### [Exercise]
Report how many lines in the records hold the string "left"; give the number and nothing else.

[App and web page records]
--- START ---

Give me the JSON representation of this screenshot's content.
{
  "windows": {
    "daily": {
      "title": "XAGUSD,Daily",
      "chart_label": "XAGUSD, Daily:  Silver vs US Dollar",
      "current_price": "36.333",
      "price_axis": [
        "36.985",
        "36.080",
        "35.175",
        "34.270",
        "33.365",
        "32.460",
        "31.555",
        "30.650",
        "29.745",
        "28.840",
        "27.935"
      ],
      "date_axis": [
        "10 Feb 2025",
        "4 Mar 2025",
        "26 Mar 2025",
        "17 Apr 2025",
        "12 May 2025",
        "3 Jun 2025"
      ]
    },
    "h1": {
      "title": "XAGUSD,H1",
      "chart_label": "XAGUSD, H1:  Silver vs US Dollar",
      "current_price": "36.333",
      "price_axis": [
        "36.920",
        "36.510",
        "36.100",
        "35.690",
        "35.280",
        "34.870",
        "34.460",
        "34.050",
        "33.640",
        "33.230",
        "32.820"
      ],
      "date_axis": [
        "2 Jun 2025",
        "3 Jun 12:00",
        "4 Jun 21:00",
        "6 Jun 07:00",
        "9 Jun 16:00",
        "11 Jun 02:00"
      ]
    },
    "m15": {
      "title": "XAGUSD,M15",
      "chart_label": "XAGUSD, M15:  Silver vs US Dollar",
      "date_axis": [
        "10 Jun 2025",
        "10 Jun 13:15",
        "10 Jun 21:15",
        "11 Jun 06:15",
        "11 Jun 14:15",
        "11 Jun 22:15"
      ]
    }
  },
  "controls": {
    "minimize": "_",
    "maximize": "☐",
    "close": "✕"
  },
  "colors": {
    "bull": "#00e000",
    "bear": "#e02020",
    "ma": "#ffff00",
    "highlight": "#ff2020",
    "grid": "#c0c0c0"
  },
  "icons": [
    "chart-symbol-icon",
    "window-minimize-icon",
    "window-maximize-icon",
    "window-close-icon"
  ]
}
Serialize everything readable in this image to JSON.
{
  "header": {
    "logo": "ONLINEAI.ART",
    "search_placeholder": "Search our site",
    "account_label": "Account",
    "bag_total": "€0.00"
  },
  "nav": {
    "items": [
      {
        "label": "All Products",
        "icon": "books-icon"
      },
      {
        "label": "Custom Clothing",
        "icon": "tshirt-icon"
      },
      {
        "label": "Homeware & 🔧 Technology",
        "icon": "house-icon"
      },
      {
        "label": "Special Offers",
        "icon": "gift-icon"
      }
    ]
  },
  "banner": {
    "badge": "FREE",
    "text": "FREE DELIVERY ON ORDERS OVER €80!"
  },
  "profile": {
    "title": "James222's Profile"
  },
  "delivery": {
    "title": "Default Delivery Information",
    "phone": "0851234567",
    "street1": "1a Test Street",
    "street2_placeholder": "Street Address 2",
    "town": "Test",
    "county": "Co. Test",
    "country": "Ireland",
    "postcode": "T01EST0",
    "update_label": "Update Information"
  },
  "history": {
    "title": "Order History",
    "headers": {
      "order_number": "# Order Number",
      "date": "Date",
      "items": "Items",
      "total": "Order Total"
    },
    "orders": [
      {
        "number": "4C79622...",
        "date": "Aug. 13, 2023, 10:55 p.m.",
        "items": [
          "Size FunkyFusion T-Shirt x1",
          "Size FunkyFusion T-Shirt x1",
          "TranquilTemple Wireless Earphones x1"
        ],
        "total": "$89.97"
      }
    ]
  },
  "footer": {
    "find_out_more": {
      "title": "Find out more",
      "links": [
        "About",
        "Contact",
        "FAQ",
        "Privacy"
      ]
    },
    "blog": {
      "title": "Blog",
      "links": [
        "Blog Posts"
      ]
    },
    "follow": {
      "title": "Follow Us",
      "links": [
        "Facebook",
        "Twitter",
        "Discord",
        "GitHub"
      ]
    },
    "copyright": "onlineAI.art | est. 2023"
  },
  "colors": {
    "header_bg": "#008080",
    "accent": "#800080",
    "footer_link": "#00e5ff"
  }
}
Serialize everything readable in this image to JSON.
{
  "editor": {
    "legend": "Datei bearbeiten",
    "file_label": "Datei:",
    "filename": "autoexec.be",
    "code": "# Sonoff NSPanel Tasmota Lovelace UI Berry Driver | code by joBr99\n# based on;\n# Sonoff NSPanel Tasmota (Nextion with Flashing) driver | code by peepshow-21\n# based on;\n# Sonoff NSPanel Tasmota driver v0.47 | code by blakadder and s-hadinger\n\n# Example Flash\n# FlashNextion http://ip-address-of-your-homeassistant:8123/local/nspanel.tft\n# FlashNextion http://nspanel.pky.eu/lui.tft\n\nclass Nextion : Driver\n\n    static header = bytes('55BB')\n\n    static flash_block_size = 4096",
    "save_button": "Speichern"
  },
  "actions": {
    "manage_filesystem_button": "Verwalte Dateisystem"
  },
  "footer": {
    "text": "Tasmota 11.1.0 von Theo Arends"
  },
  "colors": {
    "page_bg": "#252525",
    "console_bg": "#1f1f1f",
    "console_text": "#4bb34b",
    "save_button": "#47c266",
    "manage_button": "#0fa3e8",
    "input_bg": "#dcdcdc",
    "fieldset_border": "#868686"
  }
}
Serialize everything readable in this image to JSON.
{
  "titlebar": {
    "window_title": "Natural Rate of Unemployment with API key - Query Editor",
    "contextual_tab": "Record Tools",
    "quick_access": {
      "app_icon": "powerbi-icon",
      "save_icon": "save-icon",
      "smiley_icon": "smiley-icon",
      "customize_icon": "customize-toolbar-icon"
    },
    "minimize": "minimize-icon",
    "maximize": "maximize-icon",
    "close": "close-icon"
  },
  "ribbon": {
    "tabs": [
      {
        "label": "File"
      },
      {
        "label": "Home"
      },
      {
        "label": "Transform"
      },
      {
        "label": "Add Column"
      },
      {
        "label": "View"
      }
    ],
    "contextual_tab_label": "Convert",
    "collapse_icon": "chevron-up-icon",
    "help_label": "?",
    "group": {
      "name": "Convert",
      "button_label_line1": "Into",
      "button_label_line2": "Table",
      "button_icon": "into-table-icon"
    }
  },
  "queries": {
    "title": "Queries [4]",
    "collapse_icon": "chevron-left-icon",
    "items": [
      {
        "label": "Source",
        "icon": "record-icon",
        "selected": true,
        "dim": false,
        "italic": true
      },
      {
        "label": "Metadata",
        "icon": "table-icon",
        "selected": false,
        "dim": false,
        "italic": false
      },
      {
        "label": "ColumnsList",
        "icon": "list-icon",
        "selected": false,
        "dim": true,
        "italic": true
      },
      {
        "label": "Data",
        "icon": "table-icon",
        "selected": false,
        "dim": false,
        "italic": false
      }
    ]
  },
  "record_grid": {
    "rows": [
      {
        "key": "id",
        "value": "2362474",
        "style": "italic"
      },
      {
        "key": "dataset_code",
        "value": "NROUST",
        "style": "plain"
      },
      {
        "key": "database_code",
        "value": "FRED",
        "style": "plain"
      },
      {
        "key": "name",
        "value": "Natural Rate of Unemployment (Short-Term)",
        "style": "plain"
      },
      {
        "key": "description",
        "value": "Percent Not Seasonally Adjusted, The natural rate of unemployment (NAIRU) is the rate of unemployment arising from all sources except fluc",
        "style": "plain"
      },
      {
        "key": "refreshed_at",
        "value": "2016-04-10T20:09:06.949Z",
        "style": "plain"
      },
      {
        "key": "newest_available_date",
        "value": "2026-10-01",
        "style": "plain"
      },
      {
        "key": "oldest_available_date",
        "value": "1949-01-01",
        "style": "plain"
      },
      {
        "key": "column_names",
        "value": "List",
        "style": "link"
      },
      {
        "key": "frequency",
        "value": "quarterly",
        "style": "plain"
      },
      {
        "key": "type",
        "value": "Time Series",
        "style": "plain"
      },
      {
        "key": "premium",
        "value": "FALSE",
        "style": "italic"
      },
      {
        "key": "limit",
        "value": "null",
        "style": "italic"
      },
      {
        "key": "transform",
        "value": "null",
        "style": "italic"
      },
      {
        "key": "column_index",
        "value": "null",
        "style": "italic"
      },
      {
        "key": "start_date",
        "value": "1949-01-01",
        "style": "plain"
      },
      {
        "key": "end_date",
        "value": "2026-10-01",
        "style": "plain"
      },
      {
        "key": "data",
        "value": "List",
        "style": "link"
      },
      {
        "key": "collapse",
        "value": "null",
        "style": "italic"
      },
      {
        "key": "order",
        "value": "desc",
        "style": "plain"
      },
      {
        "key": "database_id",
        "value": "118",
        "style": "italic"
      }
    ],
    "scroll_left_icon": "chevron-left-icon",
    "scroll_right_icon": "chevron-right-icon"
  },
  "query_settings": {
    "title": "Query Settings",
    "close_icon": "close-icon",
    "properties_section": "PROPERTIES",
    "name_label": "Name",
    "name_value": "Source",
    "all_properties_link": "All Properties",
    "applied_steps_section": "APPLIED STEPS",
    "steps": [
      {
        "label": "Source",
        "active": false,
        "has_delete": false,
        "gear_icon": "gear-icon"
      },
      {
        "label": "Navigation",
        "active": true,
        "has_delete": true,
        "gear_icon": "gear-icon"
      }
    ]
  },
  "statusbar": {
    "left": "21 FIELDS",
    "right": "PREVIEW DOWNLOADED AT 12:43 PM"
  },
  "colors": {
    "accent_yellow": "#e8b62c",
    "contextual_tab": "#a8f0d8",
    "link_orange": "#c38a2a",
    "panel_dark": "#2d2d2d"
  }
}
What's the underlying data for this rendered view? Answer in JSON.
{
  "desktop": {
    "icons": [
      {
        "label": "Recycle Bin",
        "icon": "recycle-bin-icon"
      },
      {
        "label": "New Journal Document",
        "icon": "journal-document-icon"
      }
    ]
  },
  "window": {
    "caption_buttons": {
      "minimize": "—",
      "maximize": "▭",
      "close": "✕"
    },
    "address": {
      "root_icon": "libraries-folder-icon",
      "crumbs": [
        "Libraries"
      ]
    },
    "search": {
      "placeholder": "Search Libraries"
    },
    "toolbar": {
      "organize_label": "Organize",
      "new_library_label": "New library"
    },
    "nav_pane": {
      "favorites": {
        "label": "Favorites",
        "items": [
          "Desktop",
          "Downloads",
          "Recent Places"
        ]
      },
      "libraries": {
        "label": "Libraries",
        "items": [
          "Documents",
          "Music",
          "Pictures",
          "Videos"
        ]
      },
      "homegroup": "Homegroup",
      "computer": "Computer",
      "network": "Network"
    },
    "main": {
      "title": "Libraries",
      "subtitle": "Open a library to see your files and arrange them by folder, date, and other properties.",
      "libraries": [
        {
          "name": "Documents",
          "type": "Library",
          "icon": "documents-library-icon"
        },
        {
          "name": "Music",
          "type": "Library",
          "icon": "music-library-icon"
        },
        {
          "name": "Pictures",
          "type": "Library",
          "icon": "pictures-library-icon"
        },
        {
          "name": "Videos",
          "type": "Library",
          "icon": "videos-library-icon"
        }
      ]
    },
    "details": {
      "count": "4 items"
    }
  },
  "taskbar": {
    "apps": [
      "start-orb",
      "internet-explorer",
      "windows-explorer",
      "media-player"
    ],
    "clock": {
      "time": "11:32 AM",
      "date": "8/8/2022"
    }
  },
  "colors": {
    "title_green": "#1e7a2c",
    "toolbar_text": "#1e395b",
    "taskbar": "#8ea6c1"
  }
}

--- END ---

### [Written response]
3